MUNCY — When Sally Jellison moved to Northumberland County about three years ago, she was disappointed that no one held a hunter pace competition.
In a hunter pace, competitors ride their horses through the woods on a marked trail that includes obstacles and jumps to simulate a foxhunt.
“When we permanently moved here, I was sad nobody did a foxhunt or hunter paces,” said Jellison, 57, who moved with husband, John Dugan, and daughter, Charly, from New Jersey, just outside of New York City, to the rural Delaware Township property they already owned.
So they started holding the hunter pace events. They held the third one in three years on Sunday, with the help of neighbors who volunteered to help out at the checkpoint and other duties.
“I wanted to reach out to the equestrian community,” said Jellison, who previously worked in New York City and has been riding in endurance competitions for 20 years.
Jellison, who competed with her daughter, Charly, in the Big Horn 100 in Wyoming over 24 hours this summer and competed in the Mongolian 1,000 (kilometer) race in the Mongolian steppes last year, Sunday rode “Roo,” a 7-year-old full-bred Arabian who is the number one endurance horse in the Northeast United States.
Anne Shea, of Pennsdale, in nearby Lycoming County, rode in the competition on, “Geronimo,” a 19-year-old Arabian gelding that Jellison previously owned.
“I would say the trails are very technical,” Shea said during a mandatory break in the 7.2-mile course to give the horses water and carrots. “There are a lot of hills, up and down. He (Geronimo) loves it. He’s been doing this pretty much all his life.”
“It’s lots of fun,” said Alexis Miner, 30, owner of Miner Leap Stables, near Watsontown, which shows horses competitively.
Miner, who rode in the hunter pace event, said it’s a nice experience for the horses.
“We do this to give them experience outside of the show arena,” she said.

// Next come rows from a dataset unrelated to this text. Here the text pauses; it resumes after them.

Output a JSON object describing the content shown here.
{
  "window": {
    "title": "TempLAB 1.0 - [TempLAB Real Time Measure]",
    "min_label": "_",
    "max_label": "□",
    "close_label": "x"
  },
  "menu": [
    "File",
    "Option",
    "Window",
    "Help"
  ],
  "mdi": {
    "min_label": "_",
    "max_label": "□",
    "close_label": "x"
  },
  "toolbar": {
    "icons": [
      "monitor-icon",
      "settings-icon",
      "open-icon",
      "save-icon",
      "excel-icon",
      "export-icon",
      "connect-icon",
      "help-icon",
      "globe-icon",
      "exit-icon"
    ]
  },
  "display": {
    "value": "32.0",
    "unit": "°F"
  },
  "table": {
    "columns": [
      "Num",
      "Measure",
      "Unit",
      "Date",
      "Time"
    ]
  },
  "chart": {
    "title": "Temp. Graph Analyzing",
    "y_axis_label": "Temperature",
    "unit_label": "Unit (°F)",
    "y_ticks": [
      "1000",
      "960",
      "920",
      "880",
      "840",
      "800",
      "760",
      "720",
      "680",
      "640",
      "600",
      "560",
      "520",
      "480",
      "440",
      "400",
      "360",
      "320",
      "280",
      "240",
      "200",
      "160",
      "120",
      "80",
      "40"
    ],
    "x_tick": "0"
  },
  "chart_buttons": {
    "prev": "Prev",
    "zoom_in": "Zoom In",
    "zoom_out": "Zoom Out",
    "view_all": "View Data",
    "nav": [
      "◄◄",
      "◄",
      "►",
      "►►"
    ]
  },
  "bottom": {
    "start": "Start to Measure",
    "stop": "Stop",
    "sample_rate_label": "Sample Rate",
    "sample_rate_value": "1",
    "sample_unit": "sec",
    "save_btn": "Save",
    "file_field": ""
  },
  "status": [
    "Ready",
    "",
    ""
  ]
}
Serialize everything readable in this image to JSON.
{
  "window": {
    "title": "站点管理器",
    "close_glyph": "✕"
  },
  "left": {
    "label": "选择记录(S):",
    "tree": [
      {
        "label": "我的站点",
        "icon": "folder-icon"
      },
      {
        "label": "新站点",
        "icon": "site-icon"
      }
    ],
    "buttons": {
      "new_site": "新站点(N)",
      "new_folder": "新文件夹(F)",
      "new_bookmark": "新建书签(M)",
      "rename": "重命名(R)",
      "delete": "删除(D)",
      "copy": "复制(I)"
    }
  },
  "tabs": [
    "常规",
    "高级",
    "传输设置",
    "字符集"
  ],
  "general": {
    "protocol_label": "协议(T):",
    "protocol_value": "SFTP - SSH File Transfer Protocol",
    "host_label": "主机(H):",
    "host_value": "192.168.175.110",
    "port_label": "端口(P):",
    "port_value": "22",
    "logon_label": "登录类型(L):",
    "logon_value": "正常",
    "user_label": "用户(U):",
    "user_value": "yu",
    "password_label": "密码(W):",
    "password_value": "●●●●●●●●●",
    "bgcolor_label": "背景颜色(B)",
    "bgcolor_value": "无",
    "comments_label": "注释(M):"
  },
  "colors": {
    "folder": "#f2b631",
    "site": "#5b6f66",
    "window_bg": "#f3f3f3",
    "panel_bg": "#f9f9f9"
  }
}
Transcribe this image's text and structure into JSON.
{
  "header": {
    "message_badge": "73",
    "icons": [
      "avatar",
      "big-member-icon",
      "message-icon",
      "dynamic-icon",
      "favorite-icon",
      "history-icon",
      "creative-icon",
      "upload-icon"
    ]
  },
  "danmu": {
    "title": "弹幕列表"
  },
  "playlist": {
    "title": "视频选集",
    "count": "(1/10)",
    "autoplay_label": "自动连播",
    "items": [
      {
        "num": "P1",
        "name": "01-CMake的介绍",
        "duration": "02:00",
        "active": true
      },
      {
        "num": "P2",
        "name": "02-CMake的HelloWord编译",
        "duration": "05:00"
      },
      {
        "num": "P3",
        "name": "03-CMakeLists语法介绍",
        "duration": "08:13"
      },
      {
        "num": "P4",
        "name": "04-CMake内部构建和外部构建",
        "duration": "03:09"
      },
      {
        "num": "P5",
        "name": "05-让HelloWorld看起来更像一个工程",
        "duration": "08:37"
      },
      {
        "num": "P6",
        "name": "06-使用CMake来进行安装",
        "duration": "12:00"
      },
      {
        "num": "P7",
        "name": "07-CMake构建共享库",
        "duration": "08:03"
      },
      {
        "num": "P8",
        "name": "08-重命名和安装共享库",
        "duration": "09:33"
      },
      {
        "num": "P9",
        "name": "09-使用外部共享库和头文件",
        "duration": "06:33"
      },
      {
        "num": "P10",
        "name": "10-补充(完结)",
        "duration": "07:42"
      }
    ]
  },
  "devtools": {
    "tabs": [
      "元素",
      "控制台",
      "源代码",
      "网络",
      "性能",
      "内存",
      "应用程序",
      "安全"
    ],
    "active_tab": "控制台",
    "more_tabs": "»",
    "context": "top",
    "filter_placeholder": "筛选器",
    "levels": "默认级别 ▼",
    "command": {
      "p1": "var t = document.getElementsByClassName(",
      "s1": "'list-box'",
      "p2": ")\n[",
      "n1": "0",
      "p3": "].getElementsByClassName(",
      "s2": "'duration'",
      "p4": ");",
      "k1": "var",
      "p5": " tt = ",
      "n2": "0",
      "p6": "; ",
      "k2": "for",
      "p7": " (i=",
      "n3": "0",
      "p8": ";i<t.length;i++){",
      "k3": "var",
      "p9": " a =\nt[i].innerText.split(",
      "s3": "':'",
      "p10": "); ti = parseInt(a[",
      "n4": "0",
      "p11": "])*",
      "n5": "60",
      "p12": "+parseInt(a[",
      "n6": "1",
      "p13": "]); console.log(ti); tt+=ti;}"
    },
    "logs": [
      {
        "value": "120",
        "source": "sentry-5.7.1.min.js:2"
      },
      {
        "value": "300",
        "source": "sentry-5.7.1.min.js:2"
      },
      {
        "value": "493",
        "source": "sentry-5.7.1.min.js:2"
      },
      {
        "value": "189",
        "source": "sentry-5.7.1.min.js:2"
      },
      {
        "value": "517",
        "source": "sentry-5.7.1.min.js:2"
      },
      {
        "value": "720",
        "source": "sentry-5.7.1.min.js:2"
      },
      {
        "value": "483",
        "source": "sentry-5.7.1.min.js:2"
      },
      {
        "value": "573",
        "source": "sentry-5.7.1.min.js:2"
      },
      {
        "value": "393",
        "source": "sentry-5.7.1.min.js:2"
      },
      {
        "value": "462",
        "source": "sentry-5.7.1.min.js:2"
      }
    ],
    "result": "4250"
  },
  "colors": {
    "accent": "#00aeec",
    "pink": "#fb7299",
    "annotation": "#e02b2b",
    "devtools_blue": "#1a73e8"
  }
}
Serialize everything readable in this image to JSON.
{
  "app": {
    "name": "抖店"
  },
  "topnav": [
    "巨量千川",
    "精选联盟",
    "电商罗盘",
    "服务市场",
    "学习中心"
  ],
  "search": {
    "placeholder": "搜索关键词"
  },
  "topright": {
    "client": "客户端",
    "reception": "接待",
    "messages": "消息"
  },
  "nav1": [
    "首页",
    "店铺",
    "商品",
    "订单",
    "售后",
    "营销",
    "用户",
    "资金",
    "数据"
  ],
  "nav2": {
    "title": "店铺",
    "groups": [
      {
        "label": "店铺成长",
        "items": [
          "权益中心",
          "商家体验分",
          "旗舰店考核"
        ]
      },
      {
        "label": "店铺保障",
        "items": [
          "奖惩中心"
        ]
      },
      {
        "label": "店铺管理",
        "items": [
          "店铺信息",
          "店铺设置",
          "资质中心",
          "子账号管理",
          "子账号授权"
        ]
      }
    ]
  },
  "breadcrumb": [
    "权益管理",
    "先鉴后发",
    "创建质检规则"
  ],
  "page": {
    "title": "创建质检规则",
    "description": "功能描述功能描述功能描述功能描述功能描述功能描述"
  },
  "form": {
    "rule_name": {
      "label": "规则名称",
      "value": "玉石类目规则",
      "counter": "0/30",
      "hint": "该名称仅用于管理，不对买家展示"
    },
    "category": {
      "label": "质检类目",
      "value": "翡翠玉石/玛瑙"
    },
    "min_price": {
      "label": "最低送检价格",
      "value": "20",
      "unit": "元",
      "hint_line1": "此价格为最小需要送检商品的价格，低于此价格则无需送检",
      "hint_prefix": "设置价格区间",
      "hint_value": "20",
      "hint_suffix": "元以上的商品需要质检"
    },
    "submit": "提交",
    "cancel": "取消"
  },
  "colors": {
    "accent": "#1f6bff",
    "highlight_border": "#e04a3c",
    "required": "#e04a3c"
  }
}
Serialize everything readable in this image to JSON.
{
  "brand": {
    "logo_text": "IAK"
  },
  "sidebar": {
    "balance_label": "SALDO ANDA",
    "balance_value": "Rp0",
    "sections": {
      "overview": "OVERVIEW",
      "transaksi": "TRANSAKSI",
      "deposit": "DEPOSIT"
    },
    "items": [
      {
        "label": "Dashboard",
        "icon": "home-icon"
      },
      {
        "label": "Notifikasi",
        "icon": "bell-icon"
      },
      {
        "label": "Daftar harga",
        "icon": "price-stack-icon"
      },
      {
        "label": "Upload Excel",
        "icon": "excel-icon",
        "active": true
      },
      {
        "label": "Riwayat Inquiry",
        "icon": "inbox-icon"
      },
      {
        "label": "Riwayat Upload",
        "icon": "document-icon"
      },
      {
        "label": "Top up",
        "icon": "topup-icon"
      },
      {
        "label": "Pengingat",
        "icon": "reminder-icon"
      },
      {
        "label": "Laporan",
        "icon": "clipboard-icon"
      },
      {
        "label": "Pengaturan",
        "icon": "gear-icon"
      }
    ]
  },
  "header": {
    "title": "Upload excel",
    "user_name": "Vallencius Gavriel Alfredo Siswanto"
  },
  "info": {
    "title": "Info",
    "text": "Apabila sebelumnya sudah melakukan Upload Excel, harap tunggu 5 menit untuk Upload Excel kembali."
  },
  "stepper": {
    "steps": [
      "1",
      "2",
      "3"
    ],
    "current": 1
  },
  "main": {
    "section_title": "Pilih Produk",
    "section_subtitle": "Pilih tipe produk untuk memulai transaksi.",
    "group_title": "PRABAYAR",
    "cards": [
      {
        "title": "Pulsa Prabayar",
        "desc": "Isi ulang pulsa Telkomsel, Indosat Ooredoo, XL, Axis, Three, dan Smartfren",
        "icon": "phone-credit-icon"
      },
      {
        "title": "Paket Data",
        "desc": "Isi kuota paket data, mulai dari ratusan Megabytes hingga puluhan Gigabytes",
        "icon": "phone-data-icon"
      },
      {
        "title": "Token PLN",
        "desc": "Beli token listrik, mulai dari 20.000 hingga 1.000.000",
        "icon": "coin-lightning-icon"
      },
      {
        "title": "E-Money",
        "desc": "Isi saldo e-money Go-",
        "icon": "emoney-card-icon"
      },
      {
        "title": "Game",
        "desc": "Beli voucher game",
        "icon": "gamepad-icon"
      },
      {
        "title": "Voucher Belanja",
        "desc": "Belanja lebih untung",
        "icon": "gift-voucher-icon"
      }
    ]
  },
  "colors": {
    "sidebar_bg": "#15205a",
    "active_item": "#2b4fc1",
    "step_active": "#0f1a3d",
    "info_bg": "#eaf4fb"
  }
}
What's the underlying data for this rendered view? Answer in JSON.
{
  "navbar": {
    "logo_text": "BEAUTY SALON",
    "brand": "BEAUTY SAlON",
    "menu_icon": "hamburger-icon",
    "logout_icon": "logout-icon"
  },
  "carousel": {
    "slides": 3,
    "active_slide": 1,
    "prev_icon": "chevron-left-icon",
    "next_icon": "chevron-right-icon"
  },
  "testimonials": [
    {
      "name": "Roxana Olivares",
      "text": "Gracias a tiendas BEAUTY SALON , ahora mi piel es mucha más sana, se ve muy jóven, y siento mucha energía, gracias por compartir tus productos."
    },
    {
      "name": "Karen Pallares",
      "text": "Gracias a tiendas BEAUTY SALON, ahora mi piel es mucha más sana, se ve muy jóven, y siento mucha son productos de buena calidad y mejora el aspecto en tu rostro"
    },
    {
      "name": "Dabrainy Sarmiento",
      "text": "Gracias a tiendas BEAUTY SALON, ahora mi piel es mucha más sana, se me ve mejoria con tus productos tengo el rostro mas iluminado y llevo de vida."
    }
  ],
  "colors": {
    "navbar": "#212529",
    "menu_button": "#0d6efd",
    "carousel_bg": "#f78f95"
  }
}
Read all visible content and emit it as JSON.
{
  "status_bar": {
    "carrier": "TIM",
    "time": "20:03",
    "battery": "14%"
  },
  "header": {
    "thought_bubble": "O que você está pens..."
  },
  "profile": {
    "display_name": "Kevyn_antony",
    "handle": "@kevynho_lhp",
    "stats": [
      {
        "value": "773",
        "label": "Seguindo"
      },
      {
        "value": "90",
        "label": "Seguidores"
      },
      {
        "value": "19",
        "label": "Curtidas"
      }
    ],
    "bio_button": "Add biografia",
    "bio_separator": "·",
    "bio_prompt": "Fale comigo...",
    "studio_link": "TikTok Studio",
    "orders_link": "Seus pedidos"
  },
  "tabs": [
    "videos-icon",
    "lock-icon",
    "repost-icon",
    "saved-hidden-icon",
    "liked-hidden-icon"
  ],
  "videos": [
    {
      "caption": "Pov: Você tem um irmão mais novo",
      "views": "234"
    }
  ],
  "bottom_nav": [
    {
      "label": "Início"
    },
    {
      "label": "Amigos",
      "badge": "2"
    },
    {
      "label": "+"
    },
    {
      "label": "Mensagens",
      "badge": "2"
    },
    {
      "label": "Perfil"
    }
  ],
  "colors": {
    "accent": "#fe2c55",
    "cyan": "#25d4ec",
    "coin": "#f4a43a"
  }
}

Lewisburg veterinarian Dr. Marlo Egleston, longtime vet for Dugan’s and Jellison’s horses, as well about 600 other farm animal owners, took part in the hunter pace, but walked her horse through.
“My horse doesn’t jump,” she said.
Dugan said there are three categories in the competition, essentially, fast, medium and slow. Riders go out before the competition and ride the trail at those various paces to determine pace times. The riders who come closest to each of the pace times wins a ribbon. He said his wife was not eligible to win a ribbon.
Jellison holds the competitions as fundraisers. Sunday’s event drew 16 competitors from the Valley and from as far away as State College and Mechanicsburg. The event raised about $1,200 for the two children of a woman who was killed in a horseback riding accident in August. Jellison did not identify the family because she wanted to protect their privacy.